**Your goal:** Using the material below, tally each line with the string "summary" and report only the total.
# # #
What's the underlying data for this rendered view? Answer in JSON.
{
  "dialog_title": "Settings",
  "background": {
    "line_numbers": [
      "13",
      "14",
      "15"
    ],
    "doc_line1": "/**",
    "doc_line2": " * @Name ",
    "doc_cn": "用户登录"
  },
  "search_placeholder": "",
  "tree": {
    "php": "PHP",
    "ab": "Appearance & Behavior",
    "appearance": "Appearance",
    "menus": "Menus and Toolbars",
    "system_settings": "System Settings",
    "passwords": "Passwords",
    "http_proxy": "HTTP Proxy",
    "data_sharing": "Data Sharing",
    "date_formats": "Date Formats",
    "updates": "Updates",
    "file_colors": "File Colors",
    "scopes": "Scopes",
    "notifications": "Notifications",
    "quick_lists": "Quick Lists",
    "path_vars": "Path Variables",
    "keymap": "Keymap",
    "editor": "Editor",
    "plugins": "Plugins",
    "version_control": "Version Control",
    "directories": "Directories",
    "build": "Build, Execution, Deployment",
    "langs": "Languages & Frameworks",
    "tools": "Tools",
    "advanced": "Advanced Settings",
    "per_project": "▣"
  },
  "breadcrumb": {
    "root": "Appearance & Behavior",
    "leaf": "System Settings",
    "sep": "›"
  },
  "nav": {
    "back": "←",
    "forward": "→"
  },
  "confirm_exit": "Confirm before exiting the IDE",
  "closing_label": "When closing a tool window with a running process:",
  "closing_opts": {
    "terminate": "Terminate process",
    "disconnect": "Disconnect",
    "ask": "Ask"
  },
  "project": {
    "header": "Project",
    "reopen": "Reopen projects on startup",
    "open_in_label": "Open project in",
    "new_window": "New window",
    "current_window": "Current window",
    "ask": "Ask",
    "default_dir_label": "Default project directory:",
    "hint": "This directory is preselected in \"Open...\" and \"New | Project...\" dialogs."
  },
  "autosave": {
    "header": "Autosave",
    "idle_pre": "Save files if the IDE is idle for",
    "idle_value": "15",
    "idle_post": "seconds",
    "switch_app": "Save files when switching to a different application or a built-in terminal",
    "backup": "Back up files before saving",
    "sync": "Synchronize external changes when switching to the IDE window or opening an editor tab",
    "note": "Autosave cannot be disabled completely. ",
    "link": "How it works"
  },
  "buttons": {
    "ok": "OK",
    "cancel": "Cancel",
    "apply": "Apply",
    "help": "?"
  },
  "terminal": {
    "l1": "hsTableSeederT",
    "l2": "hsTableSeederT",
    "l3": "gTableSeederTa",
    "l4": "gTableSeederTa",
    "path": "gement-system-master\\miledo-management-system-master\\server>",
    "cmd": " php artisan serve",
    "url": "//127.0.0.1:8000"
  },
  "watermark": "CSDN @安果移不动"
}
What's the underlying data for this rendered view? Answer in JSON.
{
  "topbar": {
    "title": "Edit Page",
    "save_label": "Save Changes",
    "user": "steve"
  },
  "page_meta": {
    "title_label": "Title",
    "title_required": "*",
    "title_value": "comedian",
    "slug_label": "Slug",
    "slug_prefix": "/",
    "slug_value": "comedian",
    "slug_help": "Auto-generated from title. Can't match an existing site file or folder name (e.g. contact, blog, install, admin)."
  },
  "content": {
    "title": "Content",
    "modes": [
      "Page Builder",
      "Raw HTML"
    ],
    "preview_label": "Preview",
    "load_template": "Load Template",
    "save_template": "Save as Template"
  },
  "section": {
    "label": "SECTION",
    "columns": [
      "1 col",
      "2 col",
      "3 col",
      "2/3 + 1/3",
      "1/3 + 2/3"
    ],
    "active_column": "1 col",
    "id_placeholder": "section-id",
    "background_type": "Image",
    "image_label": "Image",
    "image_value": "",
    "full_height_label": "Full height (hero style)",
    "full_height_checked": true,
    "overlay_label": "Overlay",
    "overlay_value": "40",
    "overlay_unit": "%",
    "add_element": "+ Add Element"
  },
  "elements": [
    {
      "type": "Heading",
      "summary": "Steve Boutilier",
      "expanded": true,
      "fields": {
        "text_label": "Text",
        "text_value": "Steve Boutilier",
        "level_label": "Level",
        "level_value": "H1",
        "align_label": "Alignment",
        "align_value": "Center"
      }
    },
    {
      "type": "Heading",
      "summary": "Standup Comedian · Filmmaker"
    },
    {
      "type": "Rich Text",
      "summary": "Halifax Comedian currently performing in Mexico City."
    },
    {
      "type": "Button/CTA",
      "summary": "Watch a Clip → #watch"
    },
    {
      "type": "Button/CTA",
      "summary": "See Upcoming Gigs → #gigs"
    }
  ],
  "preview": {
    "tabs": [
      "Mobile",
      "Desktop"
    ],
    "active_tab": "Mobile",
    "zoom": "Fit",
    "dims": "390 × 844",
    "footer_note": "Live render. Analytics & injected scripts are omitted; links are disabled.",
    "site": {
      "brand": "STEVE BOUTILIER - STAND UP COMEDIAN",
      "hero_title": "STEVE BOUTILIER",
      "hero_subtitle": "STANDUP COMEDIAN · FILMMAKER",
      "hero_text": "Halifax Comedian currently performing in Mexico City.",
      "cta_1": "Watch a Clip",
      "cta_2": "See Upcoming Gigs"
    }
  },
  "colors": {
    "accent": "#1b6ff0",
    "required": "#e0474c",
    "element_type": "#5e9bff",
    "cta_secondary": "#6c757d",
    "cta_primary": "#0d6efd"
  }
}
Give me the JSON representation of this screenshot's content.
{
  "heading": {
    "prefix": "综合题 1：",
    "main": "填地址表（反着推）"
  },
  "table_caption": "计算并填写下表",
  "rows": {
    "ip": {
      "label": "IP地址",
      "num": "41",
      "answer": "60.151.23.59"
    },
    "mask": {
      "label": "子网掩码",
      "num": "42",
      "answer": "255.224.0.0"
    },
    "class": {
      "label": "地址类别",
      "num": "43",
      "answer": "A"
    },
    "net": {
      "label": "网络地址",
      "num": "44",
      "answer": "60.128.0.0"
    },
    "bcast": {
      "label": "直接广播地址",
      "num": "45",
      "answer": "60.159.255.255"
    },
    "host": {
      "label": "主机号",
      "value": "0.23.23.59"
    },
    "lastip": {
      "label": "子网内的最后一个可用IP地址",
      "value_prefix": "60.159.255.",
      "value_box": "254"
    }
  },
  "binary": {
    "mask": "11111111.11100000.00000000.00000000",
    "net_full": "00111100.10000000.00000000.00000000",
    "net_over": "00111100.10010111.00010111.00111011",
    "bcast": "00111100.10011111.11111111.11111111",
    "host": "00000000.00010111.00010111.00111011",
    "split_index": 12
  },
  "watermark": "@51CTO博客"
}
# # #
**Completed task:** 5